This is why Peterson spoke of great risk, and why psychedelics must come with a warning. There is no knowing what resides in the dark corners of the world, what forces are at play there, and what exposure to these things might do to a mind that is unprepared for it. The interviewer furrows his brow…
Maybe a way to get in touch with the dark side?
Yes… or for the dark side to get in touch with you.
But native cultures saw them as sacred medicines for good reason.
Imagine your mind is a snow-covered hill, wrote a Dutch scientist, and your thoughts are sleds moving down the hillside. The older you get the deeper the grooves in the snow become, until you reach a point where all your thoughts end up following these pre-set grooves all the way down. Psychedelics are a fresh dump of powder. All of a sudden the sleds are able to run free, to move where they want, this way and that, finding all sorts of new ways down the hillside, just as the mind can think in new ways denied to it for years, sometimes a whole lifetime.

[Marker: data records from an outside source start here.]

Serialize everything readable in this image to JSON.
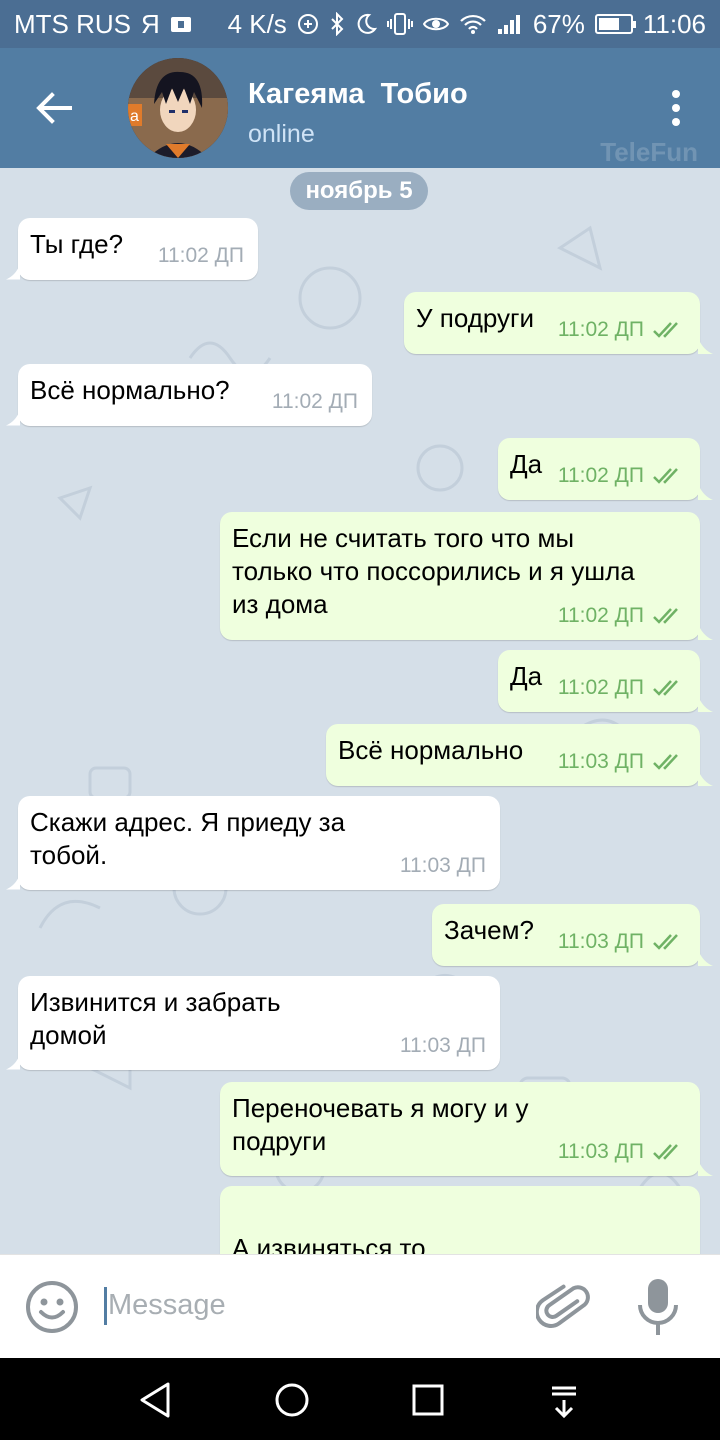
{
  "status_bar": {
    "carrier": "MTS RUS",
    "carrier_app_letter": "Я",
    "network_speed": "4 K/s",
    "battery_percent": "67%",
    "battery_level": 0.67,
    "time": "11:06"
  },
  "header": {
    "name": "Кагеяма  Тобио",
    "status": "online",
    "watermark": "TeleFun",
    "avatar_letter": "a"
  },
  "chat": {
    "date_chip": "ноябрь 5",
    "messages": [
      {
        "dir": "in",
        "text": "Ты где?",
        "time": "11:02 ДП"
      },
      {
        "dir": "out",
        "text": "У подруги",
        "time": "11:02 ДП"
      },
      {
        "dir": "in",
        "text": "Всё нормально?",
        "time": "11:02 ДП"
      },
      {
        "dir": "out",
        "text": "Да",
        "time": "11:02 ДП"
      },
      {
        "dir": "out",
        "text": "Если не считать того что мы\nтолько что поссорились и я ушла\nиз дома",
        "time": "11:02 ДП"
      },
      {
        "dir": "out",
        "text": "Да",
        "time": "11:02 ДП"
      },
      {
        "dir": "out",
        "text": "Всё нормально",
        "time": "11:03 ДП"
      },
      {
        "dir": "in",
        "text": "Скажи адрес. Я приеду за\nтобой.",
        "time": "11:03 ДП"
      },
      {
        "dir": "out",
        "text": "Зачем?",
        "time": "11:03 ДП"
      },
      {
        "dir": "in",
        "text": "Извинится и забрать\nдомой",
        "time": "11:03 ДП"
      },
      {
        "dir": "out",
        "text": "Переночевать я могу и у\nподруги",
        "time": "11:03 ДП"
      },
      {
        "dir": "out",
        "text": "А извиняться то",
        "time": ""
      }
    ]
  },
  "input": {
    "placeholder": "Message",
    "value": ""
  },
  "icons": {
    "back": "arrow-left-icon",
    "menu": "more-vertical-icon",
    "emoji": "emoji-icon",
    "attach": "paperclip-icon",
    "mic": "microphone-icon",
    "nav_back": "triangle-back-icon",
    "nav_home": "circle-home-icon",
    "nav_recent": "square-recent-icon",
    "nav_notifications": "notification-pull-icon"
  },
  "colors": {
    "header": "#527da3",
    "status_bar": "#4b6e93",
    "chat_bg": "#d5dfe8",
    "incoming_bubble": "#ffffff",
    "outgoing_bubble": "#efffde",
    "read_checks": "#6fb265"
  }
}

My experience with Ayahuasca showed me myself in a way I had never seen. I was shown myself walking into a pub, and from a corner incognito I sat and studied myself interacting with people. This was how others saw me, I realised, as I was, rather than through the lens of my relentless self-criticism. I was curious, engaged, quick to laugh, vulnerable, I was alright, I thought. I’m alright.
I often forget that vision and version of myself, floundering in the muck of bad days and regret when I am no friend to myself, but somewhere in me is the understanding that what I saw was the truth, and I must hold onto it. To not forget what was shown to me and to uphold it as an antidote in the unforgiving hours of darkening skies. If I look hard enough the idol within me is still flickering.

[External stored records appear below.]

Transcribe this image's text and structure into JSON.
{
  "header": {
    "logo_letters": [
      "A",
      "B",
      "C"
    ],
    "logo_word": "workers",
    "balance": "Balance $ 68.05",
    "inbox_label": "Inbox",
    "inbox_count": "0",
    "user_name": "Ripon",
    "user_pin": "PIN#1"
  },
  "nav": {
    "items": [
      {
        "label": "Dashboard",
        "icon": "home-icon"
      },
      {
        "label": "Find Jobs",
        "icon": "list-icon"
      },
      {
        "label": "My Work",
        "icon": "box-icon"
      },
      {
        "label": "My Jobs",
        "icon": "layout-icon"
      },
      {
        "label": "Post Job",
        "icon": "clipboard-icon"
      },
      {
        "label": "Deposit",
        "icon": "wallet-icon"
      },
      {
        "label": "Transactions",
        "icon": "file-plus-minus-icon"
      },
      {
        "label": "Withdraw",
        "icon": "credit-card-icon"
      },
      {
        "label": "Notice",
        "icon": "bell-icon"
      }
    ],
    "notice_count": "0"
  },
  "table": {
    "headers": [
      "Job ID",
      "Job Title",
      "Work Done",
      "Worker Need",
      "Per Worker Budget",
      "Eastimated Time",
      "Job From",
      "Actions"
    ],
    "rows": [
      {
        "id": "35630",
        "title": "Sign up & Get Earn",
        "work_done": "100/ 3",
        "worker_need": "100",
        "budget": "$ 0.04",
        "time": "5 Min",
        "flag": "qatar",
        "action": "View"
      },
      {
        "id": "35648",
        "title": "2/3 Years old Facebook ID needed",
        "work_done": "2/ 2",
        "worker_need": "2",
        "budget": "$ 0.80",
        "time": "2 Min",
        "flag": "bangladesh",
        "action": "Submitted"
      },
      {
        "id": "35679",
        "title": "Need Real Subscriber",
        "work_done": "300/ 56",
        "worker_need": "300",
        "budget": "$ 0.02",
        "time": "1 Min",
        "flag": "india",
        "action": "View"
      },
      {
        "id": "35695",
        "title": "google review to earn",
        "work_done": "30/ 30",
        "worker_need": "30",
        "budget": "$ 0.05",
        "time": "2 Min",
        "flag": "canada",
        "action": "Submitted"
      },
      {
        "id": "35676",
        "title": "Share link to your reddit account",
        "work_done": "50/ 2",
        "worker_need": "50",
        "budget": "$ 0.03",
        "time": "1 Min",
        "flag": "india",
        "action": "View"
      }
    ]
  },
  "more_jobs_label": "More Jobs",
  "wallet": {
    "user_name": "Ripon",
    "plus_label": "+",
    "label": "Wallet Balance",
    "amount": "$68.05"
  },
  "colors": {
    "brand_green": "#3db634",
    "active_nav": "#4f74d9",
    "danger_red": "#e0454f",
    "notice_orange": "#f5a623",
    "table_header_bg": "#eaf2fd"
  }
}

The modern day shamans of the Amazon believe our world has severed its connection to spirit. That despite our intelligence and civilisation, we are missing out on ancient signals from the earth, messages from the natural world that we are no longer picking up, as if the earth is speaking to us.
Why should plants have this kind of intelligence, why should they contain messenger molecules capable of interacting with the human brain to cause such extreme life changing journeys of thought and perception. Could the earth know we are in danger and be trying to get a message to us, the problematic apes, to say wake up.
The shaman was right after all. The question I was asking, what does it all mean, had no answer. Once back from these journeys of the mind, the only reality we inhabit is the shared reality in front of our faces, and the learning and self-knowledge can be put into practice only right here, right now. So in this way, they can only be tools.
Still, the questions they pose are the best in town.
The Swiss Chemist Albert Hoffman who discovered LSD and lived til the age of 102, would take tiny quantities of acid and go wandering around his garden in the early morning. In conversations with his friend Stanislav Grof, he said:
I see the hand of God there. If they think this is just the work of atoms, they don’t know what they are talking about.
If the doors of perception were cleansed, every thing would appear to man as it is, Infinite. These things, whatever they are, miraculously bring about a sense of connection to the universe far beyond the narrow band of our consciousness. The greatest mystery of all. And yet, this way of seeing is there all around us, always, if we keep our eyes open and learn how to look.